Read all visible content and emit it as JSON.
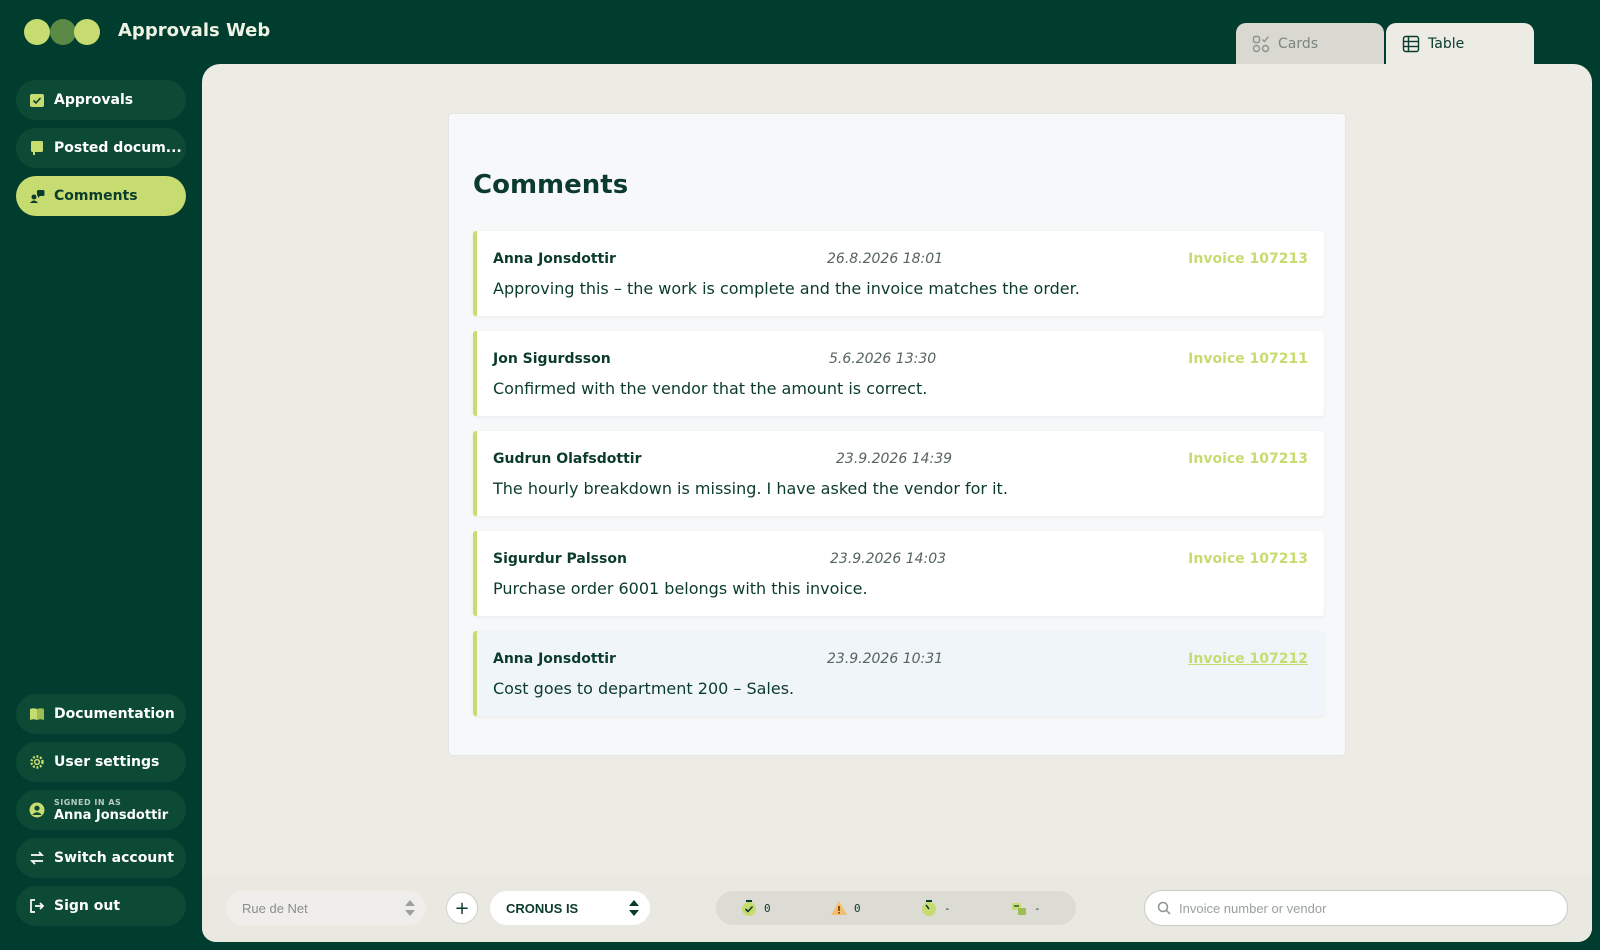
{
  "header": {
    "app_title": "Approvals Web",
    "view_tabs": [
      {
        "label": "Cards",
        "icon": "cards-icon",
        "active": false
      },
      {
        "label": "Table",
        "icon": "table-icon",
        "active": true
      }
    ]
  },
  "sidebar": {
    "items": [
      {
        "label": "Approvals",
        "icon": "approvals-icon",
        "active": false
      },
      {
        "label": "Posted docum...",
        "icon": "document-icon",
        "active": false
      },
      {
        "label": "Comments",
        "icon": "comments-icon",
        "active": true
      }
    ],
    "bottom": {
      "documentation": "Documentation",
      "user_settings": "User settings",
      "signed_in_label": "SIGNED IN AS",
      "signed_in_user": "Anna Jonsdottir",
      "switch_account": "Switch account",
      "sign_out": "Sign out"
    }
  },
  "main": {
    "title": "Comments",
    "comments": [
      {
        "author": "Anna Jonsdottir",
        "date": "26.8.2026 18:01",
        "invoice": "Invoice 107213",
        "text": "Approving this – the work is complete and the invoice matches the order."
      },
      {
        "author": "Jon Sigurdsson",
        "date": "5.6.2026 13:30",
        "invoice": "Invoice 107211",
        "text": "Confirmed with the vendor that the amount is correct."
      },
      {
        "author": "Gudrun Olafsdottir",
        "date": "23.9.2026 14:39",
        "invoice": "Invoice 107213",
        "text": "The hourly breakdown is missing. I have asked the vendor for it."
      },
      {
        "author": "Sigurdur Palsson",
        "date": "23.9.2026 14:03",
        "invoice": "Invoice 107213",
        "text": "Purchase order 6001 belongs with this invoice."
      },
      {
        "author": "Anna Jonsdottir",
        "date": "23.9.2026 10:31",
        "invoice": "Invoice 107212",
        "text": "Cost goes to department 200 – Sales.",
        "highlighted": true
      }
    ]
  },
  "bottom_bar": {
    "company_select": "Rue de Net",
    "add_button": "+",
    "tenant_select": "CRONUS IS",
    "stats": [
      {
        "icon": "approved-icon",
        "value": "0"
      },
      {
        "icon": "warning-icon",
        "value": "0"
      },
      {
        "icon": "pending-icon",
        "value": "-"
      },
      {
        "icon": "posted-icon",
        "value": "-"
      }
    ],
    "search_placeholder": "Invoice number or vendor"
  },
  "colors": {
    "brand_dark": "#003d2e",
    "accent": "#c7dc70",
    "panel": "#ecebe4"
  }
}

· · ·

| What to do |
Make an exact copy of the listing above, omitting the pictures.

| Solution below |
Read all visible content and emit it as JSON.
{
  "header": {
    "app_title": "Approvals Web",
    "view_tabs": [
      {
        "label": "Cards",
        "icon": "cards-icon",
        "active": false
      },
      {
        "label": "Table",
        "icon": "table-icon",
        "active": true
      }
    ]
  },
  "sidebar": {
    "items": [
      {
        "label": "Approvals",
        "icon": "approvals-icon",
        "active": false
      },
      {
        "label": "Posted docum...",
        "icon": "document-icon",
        "active": false
      },
      {
        "label": "Comments",
        "icon": "comments-icon",
        "active": true
      }
    ],
    "bottom": {
      "documentation": "Documentation",
      "user_settings": "User settings",
      "signed_in_label": "SIGNED IN AS",
      "signed_in_user": "Anna Jonsdottir",
      "switch_account": "Switch account",
      "sign_out": "Sign out"
    }
  },
  "main": {
    "title": "Comments",
    "comments": [
      {
        "author": "Anna Jonsdottir",
        "date": "26.8.2026 18:01",
        "invoice": "Invoice 107213",
        "text": "Approving this – the work is complete and the invoice matches the order."
      },
      {
        "author": "Jon Sigurdsson",
        "date": "5.6.2026 13:30",
        "invoice": "Invoice 107211",
        "text": "Confirmed with the vendor that the amount is correct."
      },
      {
        "author": "Gudrun Olafsdottir",
        "date": "23.9.2026 14:39",
        "invoice": "Invoice 107213",
        "text": "The hourly breakdown is missing. I have asked the vendor for it."
      },
      {
        "author": "Sigurdur Palsson",
        "date": "23.9.2026 14:03",
        "invoice": "Invoice 107213",
        "text": "Purchase order 6001 belongs with this invoice."
      },
      {
        "author": "Anna Jonsdottir",
        "date": "23.9.2026 10:31",
        "invoice": "Invoice 107212",
        "text": "Cost goes to department 200 – Sales.",
        "highlighted": true
      }
    ]
  },
  "bottom_bar": {
    "company_select": "Rue de Net",
    "add_button": "+",
    "tenant_select": "CRONUS IS",
    "stats": [
      {
        "icon": "approved-icon",
        "value": "0"
      },
      {
        "icon": "warning-icon",
        "value": "0"
      },
      {
        "icon": "pending-icon",
        "value": "-"
      },
      {
        "icon": "posted-icon",
        "value": "-"
      }
    ],
    "search_placeholder": "Invoice number or vendor"
  },
  "colors": {
    "brand_dark": "#003d2e",
    "accent": "#c7dc70",
    "panel": "#ecebe4"
  }
}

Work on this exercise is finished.